Let us say we have a class that has to read configuration settings from external file before getting functional. Now, configuration loading is a lengthy process and may require a good amount of memory. If we create multiple objects of such class, the configuration would be loaded multiple times and will adversely effect application performance.
Hence, we would like to have a single object that read and provides everything about configuration.
To create a singleton class, we have to follow these steps:
- Declare the object as static (@@) inside the class.
- Provide a static method that returns this object.

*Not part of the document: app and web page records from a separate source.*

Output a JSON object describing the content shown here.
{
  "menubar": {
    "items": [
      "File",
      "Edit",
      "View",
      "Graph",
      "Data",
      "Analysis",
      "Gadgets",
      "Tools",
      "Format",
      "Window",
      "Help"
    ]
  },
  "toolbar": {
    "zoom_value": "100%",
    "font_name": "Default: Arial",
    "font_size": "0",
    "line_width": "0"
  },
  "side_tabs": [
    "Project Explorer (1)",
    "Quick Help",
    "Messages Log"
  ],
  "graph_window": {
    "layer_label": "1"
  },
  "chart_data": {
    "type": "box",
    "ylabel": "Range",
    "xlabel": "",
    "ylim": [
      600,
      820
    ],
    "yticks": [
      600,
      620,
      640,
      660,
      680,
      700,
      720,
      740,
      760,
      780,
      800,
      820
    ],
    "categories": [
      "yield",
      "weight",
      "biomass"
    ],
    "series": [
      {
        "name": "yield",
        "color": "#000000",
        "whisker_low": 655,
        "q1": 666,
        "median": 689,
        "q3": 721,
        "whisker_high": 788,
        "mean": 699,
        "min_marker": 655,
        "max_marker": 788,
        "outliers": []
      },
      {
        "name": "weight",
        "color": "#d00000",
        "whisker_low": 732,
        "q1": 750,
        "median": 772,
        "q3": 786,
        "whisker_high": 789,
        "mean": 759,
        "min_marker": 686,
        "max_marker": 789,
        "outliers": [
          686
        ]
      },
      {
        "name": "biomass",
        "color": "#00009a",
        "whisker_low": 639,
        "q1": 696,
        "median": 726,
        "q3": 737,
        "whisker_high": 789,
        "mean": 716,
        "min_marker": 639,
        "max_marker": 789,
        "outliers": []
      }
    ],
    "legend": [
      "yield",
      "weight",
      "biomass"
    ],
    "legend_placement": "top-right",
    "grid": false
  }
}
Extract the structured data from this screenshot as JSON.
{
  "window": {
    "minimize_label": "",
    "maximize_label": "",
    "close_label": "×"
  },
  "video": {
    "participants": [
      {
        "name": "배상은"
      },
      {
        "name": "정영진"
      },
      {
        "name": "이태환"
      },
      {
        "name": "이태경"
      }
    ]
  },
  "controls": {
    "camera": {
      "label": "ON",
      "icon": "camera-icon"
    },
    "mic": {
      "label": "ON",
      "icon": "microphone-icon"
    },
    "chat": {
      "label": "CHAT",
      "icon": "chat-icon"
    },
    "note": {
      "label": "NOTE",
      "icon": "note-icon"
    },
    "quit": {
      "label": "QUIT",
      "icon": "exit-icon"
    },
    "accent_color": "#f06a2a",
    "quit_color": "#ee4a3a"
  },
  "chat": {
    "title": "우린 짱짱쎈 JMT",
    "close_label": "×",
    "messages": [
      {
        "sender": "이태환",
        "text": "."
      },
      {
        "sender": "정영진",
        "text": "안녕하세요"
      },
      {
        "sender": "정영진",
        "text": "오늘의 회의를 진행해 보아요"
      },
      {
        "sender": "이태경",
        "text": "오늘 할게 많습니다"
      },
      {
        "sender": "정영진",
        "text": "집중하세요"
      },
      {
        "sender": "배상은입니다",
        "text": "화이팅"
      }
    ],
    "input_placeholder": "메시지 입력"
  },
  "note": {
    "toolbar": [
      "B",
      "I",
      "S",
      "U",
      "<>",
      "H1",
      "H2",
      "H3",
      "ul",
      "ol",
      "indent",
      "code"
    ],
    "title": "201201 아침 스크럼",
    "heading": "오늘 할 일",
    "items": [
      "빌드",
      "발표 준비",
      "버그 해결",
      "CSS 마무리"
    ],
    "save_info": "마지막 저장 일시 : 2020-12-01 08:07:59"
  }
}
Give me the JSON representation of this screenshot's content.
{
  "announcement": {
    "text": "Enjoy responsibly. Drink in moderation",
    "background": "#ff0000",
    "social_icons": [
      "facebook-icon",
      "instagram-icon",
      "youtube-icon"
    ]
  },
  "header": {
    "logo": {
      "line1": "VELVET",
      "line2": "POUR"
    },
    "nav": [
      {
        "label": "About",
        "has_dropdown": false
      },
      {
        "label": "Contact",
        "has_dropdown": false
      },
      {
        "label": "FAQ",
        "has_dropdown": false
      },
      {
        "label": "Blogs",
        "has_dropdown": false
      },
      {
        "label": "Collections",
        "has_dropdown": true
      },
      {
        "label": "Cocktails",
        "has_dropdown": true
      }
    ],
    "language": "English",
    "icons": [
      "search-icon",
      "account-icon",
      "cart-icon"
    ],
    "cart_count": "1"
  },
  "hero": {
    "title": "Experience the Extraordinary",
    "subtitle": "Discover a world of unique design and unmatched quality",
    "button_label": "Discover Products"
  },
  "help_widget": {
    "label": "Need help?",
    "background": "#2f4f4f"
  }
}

- Use the following statement inside the class to disallow creation of objects outside the class:
Here is an example of singleton class:
class Sun #make sure initialize comes before declaring the object def initialize @planets = ["Mercury", "Venus", "Earth", "Mars", "Jupiter", "Saturn", "Uranus", "Neptune", "Pluto"] end @@instance = Sun.new # create static object def self.instance @@instance # return the object end def planets puts @planets end private_class_method :new end s = Sun.instance s.planets
Inheritance allow one class to inherit features from another class. This is also called is a relationship.
For example: Labrador is a Dog
Inheritance allows code re-usability. If we inherit from existing class (base class), then our class (sub class) object will have its own features as well as features from the base class.
A class can inherit from one existing class with following syntax:
class NewClass < ExistingClass
Let us check an example:
In this example, we will create two class Labrador and Pomeranian. Since, both of them are dogs, we will create a base class Dog that contains common method(s) for both.
class Dog def speak puts "Barks" end end class Labrador < Dog def nature puts "Intelligent and fun loving dog" end end class Pomeranian < Dog def nature puts "Small but barks too much" end end simba = Labrador.new tommy = Pomeranian.new simba.speak simba.nature tommy.speak tommy.nature
Overriding in Inheritance
Sometimes during inheritance, we don’t want a method from base class to exist in the sub class. Though we cannot remove that method, we can hide it. This can be done by creating the same method in sub class (called method overriding). In the next example, we will create classes Penguin, Zebra and Dog. All of them are animals but Zebra and Dog walks on 4 legs whereas Penguin walks on 2 legs.
class Animal def walk_style puts "Walks on 4 legs" end end class Dog < Animal def nature puts "Wild as well as domestic" end end class Zebra < Animal def nature puts "Wild" end end class Penguin < Animal def nature puts "Wild" end # override this method, penguins walks on 2 legs def walk_style puts "Walks on 2 legs" end end simba = Dog.new zeb = Zebra.new pen = Penguin.new simba.walk_style simba.nature zeb.walk_style zeb.nature pen.walk_style pen.nature
Calling base class methods in overriding
What if we wish to override a base class method as well as call it. For this, we have to create method alias in sub class for base class method like this:
alias_method :alias_of_parent_class_method, :base_class_method
Here is an example of Monkey class:
class Monkey < Animal alias_method :animal_walk_style, :walk_style def nature puts "Wild" end def walk_style puts "Walks on 2 legs" animal_walk_style # call base class method end end
*Note: Ruby don’t have the concept of abstract class and interface.